Task to carry out: Each record must appear in the answer exactly as it does in the data.

Material provided:
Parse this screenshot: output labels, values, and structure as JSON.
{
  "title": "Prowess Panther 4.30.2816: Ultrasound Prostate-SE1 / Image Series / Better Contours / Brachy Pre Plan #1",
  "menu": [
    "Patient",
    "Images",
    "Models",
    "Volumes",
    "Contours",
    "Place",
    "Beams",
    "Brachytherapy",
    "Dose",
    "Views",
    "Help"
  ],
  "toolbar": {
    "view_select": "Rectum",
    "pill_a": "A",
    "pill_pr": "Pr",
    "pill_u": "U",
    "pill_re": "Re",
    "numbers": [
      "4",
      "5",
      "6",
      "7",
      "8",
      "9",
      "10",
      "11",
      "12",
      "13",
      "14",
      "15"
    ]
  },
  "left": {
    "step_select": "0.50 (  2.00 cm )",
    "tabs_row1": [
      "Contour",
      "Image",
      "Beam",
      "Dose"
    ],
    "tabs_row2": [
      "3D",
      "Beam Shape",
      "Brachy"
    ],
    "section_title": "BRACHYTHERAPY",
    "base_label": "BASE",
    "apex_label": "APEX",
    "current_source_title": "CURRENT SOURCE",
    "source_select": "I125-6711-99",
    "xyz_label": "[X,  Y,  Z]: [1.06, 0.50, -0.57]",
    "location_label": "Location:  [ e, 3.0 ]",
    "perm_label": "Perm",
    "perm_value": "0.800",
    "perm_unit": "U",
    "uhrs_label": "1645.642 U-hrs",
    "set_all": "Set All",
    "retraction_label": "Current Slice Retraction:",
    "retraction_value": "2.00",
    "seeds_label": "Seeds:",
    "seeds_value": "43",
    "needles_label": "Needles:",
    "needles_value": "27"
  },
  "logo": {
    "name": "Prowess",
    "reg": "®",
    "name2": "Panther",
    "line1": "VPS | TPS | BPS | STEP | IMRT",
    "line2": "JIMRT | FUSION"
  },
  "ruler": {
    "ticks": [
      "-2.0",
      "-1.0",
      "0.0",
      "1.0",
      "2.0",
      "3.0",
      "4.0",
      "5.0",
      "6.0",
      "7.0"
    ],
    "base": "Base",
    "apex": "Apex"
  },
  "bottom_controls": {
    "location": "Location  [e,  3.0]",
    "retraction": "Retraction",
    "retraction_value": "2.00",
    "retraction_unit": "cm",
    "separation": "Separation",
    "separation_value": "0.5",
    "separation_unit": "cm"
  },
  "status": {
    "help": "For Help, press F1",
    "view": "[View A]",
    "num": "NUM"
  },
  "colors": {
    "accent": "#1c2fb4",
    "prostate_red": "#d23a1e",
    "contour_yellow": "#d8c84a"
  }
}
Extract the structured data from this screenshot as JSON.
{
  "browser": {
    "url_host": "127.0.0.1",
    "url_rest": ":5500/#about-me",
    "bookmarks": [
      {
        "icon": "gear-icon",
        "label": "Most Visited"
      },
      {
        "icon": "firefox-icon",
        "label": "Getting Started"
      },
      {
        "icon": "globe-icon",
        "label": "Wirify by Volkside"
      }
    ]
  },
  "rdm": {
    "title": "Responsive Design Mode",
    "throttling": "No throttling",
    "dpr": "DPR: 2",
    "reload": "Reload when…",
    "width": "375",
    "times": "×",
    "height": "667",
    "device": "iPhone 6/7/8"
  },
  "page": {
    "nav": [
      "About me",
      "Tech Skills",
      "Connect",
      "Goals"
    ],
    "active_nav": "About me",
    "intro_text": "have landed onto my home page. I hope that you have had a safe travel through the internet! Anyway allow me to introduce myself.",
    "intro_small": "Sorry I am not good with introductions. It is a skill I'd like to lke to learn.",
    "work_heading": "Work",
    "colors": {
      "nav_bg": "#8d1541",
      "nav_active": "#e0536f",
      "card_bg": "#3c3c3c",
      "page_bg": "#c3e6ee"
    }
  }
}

Written answer:
Parse this screenshot: output labels, values, and structure as JSON.
{
  "title": "Prowess Panther 4.30.2816: Ultrasound Prostate-SE1 / Image Series / Better Contours / Brachy Pre Plan #1",
  "menu": [
    "Patient",
    "Images",
    "Models",
    "Volumes",
    "Contours",
    "Place",
    "Beams",
    "Brachytherapy",
    "Dose",
    "Views",
    "Help"
  ],
  "toolbar": {
    "view_select": "Rectum",
    "pill_a": "A",
    "pill_pr": "Pr",
    "pill_u": "U",
    "pill_re": "Re",
    "numbers": [
      "4",
      "5",
      "6",
      "7",
      "8",
      "9",
      "10",
      "11",
      "12",
      "13",
      "14",
      "15"
    ]
  },
  "left": {
    "step_select": "0.50 (  2.00 cm )",
    "tabs_row1": [
      "Contour",
      "Image",
      "Beam",
      "Dose"
    ],
    "tabs_row2": [
      "3D",
      "Beam Shape",
      "Brachy"
    ],
    "section_title": "BRACHYTHERAPY",
    "base_label": "BASE",
    "apex_label": "APEX",
    "current_source_title": "CURRENT SOURCE",
    "source_select": "I125-6711-99",
    "xyz_label": "[X,  Y,  Z]: [1.06, 0.50, -0.57]",
    "location_label": "Location:  [ e, 3.0 ]",
    "perm_label": "Perm",
    "perm_value": "0.800",
    "perm_unit": "U",
    "uhrs_label": "1645.642 U-hrs",
    "set_all": "Set All",
    "retraction_label": "Current Slice Retraction:",
    "retraction_value": "2.00",
    "seeds_label": "Seeds:",
    "seeds_value": "43",
    "needles_label": "Needles:",
    "needles_value": "27"
  },
  "logo": {
    "name": "Prowess",
    "reg": "®",
    "name2": "Panther",
    "line1": "VPS | TPS | BPS | STEP | IMRT",
    "line2": "JIMRT | FUSION"
  },
  "ruler": {
    "ticks": [
      "-2.0",
      "-1.0",
      "0.0",
      "1.0",
      "2.0",
      "3.0",
      "4.0",
      "5.0",
      "6.0",
      "7.0"
    ],
    "base": "Base",
    "apex": "Apex"
  },
  "bottom_controls": {
    "location": "Location  [e,  3.0]",
    "retraction": "Retraction",
    "retraction_value": "2.00",
    "retraction_unit": "cm",
    "separation": "Separation",
    "separation_value": "0.5",
    "separation_unit": "cm"
  },
  "status": {
    "help": "For Help, press F1",
    "view": "[View A]",
    "num": "NUM"
  },
  "colors": {
    "accent": "#1c2fb4",
    "prostate_red": "#d23a1e",
    "contour_yellow": "#d8c84a"
  }
}
Extract the structured data from this screenshot as JSON.
{
  "browser": {
    "url_host": "127.0.0.1",
    "url_rest": ":5500/#about-me",
    "bookmarks": [
      {
        "icon": "gear-icon",
        "label": "Most Visited"
      },
      {
        "icon": "firefox-icon",
        "label": "Getting Started"
      },
      {
        "icon": "globe-icon",
        "label": "Wirify by Volkside"
      }
    ]
  },
  "rdm": {
    "title": "Responsive Design Mode",
    "throttling": "No throttling",
    "dpr": "DPR: 2",
    "reload": "Reload when…",
    "width": "375",
    "times": "×",
    "height": "667",
    "device": "iPhone 6/7/8"
  },
  "page": {
    "nav": [
      "About me",
      "Tech Skills",
      "Connect",
      "Goals"
    ],
    "active_nav": "About me",
    "intro_text": "have landed onto my home page. I hope that you have had a safe travel through the internet! Anyway allow me to introduce myself.",
    "intro_small": "Sorry I am not good with introductions. It is a skill I'd like to lke to learn.",
    "work_heading": "Work",
    "colors": {
      "nav_bg": "#8d1541",
      "nav_active": "#e0536f",
      "card_bg": "#3c3c3c",
      "page_bg": "#c3e6ee"
    }
  }
}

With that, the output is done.